THE PROBLEM :: Where does the string "Billing" appear in the listing below? Copy every line where it does.

========================================

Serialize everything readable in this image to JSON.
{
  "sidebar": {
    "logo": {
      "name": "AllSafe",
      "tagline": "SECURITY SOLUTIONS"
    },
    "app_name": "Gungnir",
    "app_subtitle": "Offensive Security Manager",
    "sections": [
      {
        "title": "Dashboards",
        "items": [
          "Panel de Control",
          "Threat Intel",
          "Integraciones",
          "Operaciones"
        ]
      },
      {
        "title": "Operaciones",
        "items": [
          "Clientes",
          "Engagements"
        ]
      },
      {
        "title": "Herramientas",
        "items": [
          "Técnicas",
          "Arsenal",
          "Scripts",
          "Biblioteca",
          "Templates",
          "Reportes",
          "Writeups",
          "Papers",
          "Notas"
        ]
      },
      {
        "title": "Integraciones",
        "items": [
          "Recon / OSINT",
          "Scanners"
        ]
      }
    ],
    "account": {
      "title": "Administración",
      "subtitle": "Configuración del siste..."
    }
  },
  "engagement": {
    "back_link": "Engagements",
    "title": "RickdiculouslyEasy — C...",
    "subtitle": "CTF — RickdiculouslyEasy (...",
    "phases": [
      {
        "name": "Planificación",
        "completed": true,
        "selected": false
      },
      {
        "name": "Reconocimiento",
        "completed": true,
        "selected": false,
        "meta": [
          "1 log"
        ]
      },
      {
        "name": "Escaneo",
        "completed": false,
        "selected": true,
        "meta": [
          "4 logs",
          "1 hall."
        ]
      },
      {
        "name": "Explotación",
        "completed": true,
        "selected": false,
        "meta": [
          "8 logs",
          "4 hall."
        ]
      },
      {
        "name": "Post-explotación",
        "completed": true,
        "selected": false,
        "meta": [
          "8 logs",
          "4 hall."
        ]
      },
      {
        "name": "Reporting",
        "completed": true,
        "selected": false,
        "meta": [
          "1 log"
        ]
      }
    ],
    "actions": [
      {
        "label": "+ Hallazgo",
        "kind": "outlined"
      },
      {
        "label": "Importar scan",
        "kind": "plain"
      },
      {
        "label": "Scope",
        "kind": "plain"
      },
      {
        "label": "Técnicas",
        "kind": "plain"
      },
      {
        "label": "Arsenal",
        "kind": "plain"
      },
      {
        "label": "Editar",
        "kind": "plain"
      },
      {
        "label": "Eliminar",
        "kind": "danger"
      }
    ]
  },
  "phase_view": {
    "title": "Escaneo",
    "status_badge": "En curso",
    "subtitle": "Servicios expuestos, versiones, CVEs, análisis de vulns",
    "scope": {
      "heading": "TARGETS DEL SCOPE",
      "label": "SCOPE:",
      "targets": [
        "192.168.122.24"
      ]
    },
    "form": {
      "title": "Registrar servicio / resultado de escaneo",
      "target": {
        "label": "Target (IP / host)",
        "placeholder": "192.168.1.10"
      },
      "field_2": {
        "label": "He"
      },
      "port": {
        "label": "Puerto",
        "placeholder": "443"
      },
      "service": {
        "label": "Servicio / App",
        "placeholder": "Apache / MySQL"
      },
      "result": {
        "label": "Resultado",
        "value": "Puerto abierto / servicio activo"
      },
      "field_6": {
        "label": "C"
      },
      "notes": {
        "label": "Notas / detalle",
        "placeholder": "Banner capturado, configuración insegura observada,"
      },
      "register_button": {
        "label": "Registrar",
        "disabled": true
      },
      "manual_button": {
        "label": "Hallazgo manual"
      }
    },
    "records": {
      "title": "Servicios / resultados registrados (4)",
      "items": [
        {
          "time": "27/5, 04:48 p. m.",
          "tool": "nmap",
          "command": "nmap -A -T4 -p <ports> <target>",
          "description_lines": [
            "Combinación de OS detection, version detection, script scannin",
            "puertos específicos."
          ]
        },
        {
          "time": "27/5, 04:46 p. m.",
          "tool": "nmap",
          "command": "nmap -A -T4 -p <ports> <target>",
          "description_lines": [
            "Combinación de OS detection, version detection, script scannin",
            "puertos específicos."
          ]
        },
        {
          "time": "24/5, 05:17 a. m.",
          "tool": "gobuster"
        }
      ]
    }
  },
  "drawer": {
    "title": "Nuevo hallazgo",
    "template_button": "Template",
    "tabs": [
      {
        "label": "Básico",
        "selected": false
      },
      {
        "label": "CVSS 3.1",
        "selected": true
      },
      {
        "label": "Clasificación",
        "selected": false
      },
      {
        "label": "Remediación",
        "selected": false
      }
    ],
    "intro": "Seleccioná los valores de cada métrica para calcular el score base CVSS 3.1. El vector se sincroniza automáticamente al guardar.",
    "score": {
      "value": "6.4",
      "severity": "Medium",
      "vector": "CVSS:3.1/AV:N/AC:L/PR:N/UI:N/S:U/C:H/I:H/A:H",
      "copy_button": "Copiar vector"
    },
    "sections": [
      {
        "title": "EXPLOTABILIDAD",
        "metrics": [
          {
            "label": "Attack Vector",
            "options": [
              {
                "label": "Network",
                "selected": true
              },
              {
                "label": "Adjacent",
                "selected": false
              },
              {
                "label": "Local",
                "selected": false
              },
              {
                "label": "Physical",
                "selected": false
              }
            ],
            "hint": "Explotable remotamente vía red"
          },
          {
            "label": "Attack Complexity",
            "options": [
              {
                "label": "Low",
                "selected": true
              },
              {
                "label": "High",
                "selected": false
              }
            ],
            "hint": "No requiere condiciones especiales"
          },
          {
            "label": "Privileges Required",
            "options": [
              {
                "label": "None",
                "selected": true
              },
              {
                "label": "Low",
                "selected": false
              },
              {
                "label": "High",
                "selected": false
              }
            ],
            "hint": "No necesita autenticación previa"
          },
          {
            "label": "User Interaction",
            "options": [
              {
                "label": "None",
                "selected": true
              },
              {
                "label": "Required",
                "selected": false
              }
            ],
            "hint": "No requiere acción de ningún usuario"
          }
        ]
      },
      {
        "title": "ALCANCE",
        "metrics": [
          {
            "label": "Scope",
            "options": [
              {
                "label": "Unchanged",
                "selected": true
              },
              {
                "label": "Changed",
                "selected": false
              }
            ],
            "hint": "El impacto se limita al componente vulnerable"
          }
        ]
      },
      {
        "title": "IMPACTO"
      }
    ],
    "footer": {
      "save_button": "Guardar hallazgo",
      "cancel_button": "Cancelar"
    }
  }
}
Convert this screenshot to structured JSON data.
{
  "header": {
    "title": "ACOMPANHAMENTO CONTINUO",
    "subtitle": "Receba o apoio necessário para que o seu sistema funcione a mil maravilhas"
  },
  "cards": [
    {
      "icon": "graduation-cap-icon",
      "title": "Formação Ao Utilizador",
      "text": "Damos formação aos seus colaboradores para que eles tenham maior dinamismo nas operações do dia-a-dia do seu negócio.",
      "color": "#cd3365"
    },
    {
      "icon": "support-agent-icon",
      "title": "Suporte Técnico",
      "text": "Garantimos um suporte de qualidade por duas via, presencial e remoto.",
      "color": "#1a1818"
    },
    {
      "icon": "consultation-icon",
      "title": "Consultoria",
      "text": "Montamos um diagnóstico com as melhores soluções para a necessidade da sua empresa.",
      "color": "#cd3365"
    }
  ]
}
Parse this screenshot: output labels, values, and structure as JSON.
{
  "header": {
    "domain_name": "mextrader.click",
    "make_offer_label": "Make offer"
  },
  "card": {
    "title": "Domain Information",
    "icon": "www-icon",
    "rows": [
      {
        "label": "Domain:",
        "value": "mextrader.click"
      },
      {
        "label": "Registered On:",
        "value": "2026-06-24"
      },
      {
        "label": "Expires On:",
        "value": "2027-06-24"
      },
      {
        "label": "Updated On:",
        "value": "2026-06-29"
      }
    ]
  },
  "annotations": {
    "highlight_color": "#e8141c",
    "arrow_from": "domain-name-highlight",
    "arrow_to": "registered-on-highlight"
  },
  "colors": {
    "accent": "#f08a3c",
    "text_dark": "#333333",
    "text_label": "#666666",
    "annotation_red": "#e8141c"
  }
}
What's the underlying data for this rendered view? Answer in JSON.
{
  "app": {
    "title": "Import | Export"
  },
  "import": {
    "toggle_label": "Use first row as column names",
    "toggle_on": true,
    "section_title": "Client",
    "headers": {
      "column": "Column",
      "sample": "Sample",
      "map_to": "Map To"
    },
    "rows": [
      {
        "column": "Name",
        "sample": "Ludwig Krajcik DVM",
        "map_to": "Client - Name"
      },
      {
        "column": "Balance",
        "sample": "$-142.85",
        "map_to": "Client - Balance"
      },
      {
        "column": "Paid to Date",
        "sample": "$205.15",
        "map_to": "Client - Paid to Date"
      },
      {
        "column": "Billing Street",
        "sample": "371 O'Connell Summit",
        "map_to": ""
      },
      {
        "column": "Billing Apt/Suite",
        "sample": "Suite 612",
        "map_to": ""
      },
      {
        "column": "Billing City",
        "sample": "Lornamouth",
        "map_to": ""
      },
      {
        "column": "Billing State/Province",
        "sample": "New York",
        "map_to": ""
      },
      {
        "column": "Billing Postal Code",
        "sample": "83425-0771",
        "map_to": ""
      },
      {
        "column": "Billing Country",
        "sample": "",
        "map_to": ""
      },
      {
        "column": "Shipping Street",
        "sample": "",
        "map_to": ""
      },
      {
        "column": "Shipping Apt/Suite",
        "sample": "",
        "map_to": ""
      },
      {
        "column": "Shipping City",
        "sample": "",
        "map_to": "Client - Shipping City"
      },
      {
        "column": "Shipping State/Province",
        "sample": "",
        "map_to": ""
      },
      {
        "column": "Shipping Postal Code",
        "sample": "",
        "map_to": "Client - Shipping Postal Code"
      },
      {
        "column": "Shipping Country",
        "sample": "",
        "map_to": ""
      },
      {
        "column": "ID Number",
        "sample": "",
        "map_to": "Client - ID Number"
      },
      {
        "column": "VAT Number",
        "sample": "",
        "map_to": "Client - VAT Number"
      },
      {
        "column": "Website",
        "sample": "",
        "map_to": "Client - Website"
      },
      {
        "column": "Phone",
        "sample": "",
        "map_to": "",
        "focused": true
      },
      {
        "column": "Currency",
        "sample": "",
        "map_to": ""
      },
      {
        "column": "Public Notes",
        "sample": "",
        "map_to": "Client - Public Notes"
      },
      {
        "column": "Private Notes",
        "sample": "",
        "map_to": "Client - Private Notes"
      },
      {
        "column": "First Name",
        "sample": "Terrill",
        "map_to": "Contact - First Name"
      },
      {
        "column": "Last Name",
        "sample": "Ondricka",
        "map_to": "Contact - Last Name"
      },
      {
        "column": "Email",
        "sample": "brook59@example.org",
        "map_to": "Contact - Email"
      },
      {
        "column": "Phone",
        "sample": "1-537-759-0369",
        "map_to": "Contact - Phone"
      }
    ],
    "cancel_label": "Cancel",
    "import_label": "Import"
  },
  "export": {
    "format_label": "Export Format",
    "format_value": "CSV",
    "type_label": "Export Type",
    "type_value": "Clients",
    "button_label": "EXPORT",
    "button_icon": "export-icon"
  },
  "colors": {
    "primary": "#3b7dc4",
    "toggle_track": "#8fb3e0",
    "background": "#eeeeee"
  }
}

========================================

RESPONSE TO THE EXERCISE ::
        "column": "Billing Street",
        "column": "Billing Apt/Suite",
        "column": "Billing City",
        "column": "Billing State/Province",
        "column": "Billing Postal Code",
        "column": "Billing Country",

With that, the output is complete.